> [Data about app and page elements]
+++++

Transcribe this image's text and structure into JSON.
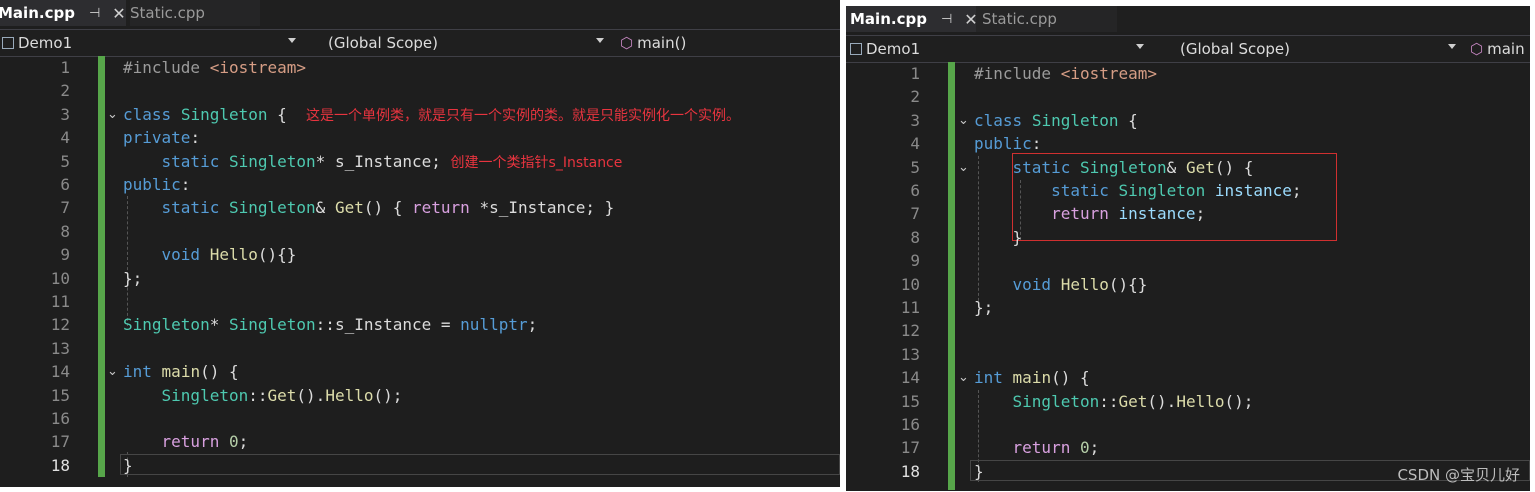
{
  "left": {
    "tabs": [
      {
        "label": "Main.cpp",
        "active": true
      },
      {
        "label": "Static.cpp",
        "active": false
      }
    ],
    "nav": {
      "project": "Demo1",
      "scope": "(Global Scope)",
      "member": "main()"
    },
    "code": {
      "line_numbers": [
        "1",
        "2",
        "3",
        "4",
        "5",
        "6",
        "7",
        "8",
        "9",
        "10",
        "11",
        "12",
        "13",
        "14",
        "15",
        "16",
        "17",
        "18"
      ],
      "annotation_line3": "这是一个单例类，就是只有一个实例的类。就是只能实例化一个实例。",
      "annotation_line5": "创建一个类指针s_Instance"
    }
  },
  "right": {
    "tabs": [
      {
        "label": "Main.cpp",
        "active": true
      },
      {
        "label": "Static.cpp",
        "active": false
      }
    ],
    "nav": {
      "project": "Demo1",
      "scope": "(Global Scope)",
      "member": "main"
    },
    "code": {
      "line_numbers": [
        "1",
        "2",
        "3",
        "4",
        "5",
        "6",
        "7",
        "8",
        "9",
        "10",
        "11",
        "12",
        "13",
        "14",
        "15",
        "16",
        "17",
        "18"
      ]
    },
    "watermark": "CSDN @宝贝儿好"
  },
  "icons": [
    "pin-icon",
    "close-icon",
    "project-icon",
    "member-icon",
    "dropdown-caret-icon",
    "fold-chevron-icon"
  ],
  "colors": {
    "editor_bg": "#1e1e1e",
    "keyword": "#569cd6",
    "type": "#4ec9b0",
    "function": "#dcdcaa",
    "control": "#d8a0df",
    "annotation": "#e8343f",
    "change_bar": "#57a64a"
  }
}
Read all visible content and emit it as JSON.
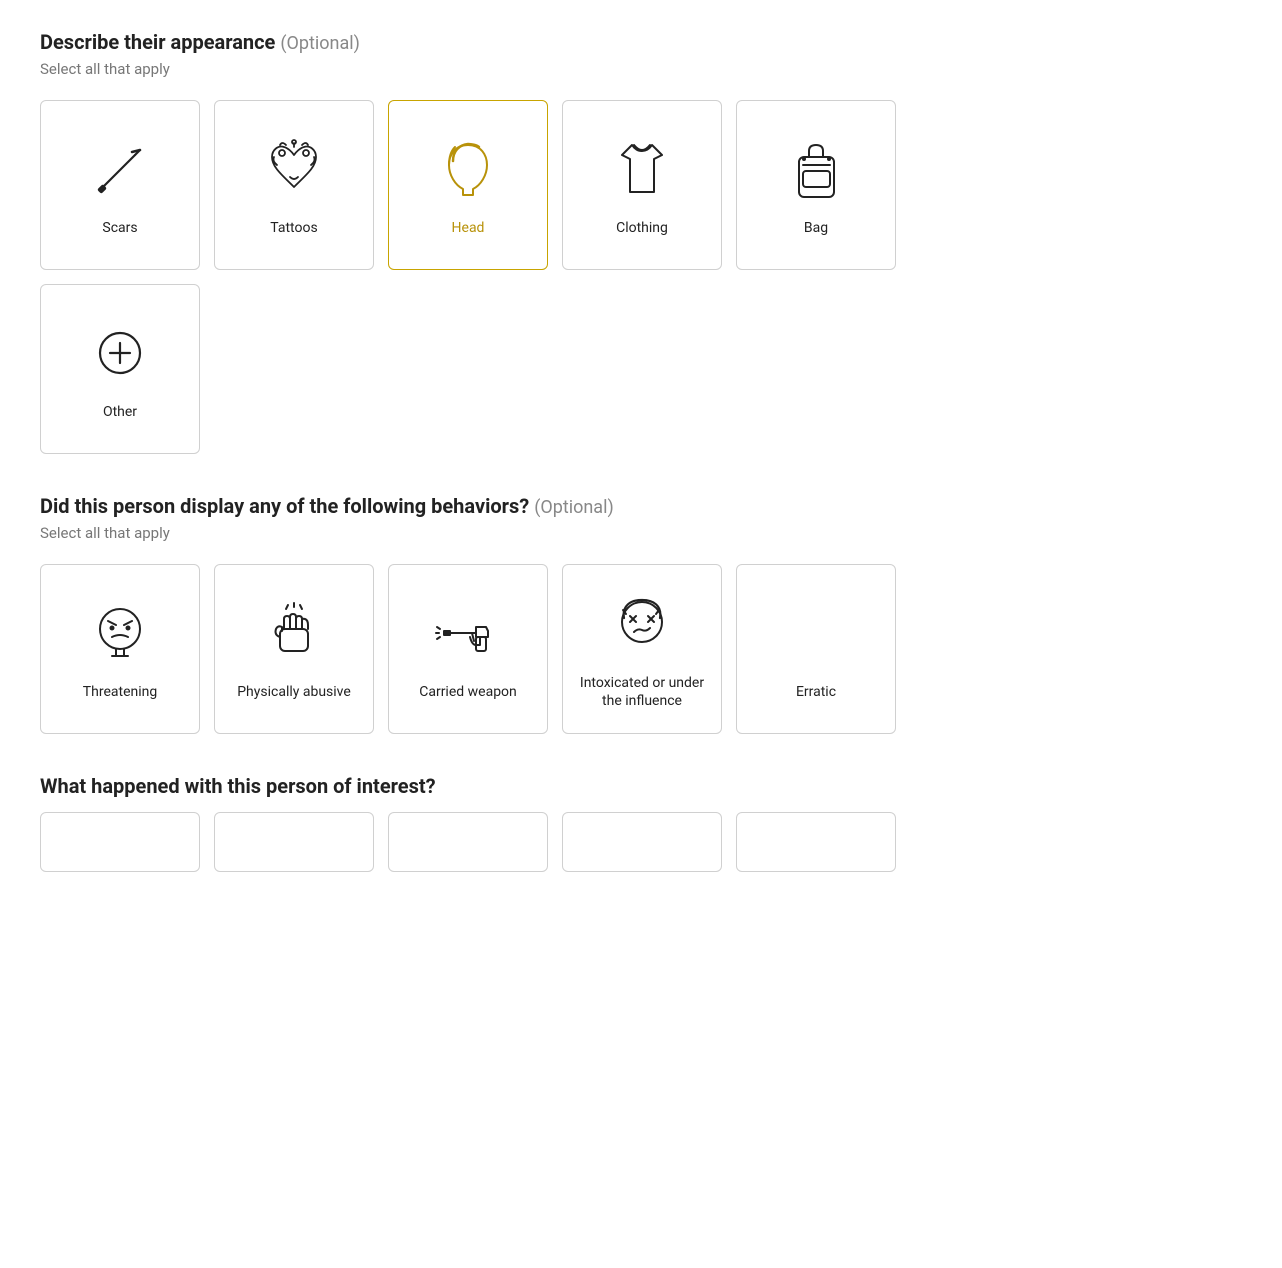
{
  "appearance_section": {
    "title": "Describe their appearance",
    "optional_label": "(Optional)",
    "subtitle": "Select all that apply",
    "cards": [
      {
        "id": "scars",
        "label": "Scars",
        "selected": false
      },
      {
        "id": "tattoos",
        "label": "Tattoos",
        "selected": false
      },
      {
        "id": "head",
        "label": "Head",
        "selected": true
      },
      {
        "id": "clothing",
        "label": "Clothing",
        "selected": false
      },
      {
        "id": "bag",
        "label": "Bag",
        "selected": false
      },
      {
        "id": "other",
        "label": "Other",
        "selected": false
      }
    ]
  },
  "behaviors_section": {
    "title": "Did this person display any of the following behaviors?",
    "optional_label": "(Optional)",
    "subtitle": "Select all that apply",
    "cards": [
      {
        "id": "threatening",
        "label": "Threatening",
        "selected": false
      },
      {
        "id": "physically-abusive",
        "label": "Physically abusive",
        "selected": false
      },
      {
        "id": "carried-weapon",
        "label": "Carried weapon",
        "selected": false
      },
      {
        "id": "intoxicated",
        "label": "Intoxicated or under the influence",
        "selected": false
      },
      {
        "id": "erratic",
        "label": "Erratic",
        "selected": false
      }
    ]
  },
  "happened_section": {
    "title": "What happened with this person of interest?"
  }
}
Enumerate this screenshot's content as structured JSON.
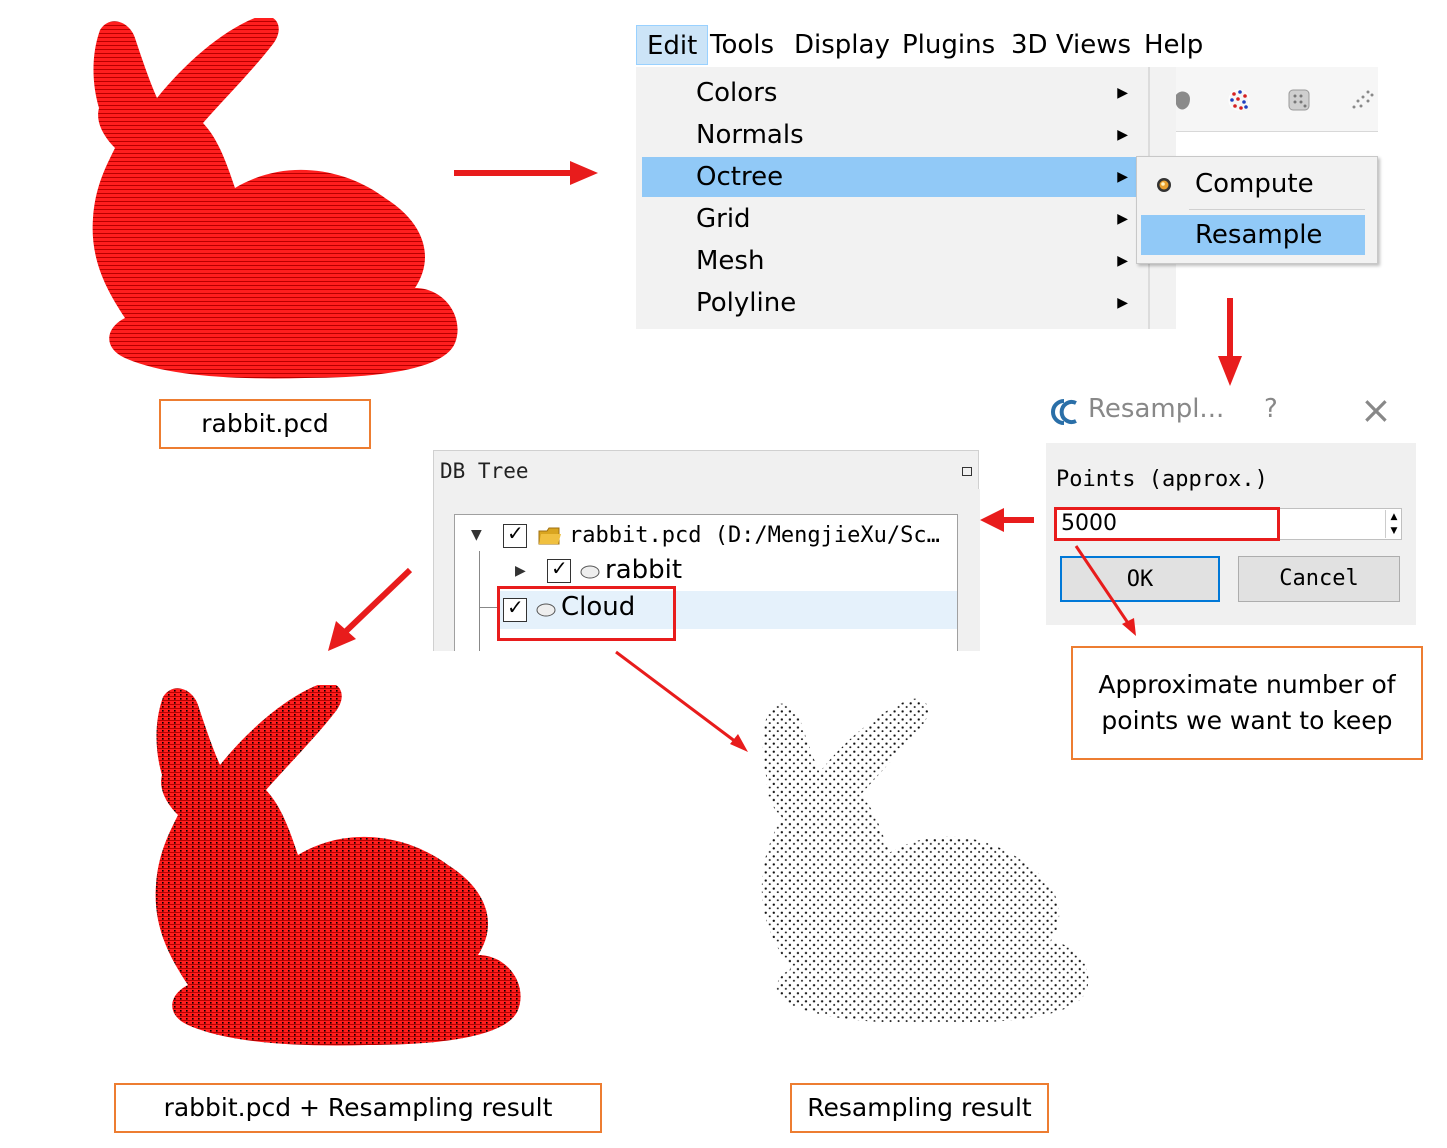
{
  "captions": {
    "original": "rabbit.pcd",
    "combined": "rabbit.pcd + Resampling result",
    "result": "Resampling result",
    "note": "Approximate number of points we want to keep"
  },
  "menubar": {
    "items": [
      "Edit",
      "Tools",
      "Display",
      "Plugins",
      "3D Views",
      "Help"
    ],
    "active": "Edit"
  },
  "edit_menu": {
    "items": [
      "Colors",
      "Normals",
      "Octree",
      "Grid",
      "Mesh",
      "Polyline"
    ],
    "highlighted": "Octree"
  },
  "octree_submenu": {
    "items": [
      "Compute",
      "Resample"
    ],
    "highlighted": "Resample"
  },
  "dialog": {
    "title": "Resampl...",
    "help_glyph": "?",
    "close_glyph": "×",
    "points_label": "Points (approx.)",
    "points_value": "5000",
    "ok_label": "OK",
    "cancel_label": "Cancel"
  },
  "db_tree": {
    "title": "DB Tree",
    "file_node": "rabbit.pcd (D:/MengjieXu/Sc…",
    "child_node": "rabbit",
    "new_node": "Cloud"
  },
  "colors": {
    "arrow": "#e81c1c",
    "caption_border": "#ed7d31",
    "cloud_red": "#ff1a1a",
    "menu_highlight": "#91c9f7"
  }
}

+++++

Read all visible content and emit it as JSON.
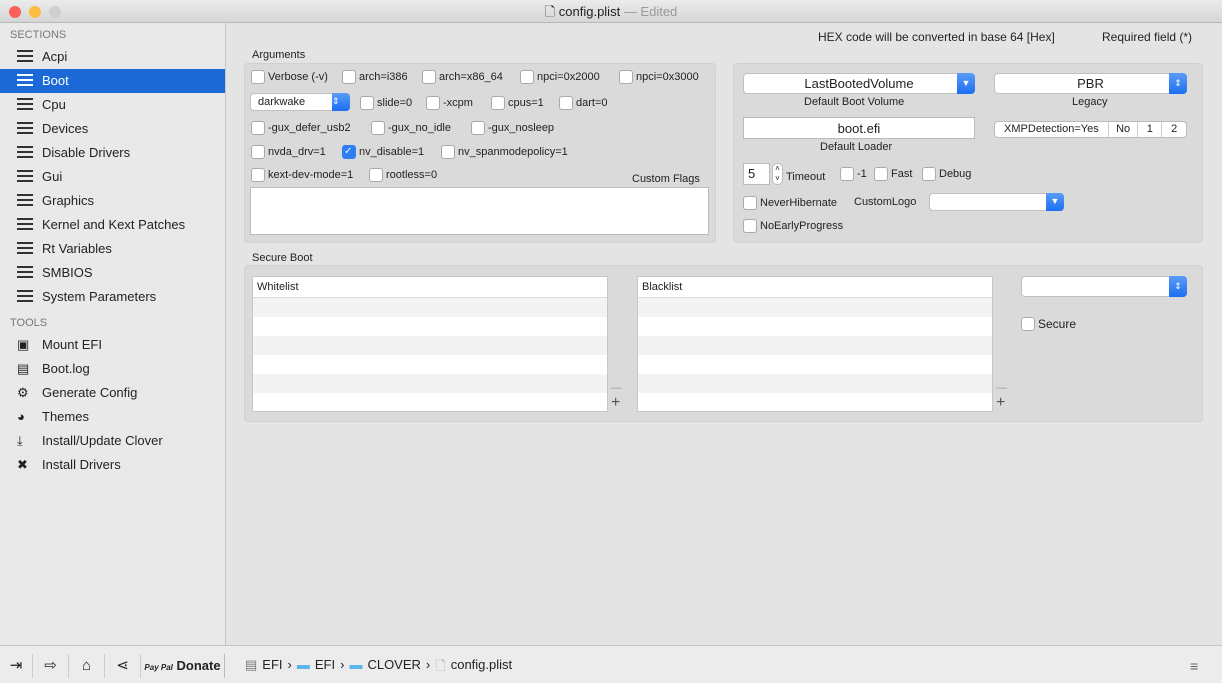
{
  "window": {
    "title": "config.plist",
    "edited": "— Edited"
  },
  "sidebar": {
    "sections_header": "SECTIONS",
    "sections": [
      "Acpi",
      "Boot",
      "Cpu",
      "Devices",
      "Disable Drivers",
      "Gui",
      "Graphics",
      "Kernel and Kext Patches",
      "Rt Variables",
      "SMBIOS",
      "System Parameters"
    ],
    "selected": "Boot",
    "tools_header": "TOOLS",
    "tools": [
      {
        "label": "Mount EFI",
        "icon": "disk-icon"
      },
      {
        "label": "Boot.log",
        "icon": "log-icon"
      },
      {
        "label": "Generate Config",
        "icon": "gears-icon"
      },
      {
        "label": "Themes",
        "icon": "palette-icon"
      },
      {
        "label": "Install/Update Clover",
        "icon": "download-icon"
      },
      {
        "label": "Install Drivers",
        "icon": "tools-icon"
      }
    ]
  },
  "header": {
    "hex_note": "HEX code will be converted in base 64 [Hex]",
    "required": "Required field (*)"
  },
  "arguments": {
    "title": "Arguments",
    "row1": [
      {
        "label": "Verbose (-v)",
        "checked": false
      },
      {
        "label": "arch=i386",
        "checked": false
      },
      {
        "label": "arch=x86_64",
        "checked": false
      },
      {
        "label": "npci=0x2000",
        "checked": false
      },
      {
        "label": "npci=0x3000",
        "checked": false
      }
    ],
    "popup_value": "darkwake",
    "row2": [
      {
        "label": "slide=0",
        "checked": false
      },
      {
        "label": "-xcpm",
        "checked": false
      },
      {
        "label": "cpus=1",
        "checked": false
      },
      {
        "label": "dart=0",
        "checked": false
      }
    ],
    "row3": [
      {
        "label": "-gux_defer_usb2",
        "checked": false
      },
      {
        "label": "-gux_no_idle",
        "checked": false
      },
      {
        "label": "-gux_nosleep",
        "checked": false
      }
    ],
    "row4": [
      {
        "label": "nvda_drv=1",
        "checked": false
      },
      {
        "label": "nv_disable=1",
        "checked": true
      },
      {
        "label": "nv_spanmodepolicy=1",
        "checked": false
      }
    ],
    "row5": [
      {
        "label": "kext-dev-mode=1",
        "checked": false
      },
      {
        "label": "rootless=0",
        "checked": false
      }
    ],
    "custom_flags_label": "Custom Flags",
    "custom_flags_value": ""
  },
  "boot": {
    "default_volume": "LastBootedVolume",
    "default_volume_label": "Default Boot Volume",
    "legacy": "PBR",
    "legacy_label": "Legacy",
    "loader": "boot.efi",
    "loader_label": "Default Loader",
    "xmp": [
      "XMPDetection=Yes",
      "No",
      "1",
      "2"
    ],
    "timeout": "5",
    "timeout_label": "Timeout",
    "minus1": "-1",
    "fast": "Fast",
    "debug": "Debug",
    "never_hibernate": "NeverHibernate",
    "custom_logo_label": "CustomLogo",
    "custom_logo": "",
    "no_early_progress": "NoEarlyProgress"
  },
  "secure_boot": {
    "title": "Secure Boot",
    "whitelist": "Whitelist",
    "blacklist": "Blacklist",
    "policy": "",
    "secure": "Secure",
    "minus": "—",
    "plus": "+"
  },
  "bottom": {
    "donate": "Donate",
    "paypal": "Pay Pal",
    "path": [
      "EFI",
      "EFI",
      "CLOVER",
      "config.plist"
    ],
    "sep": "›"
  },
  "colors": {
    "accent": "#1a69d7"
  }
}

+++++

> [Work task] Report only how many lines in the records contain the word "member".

> [The completed task] 3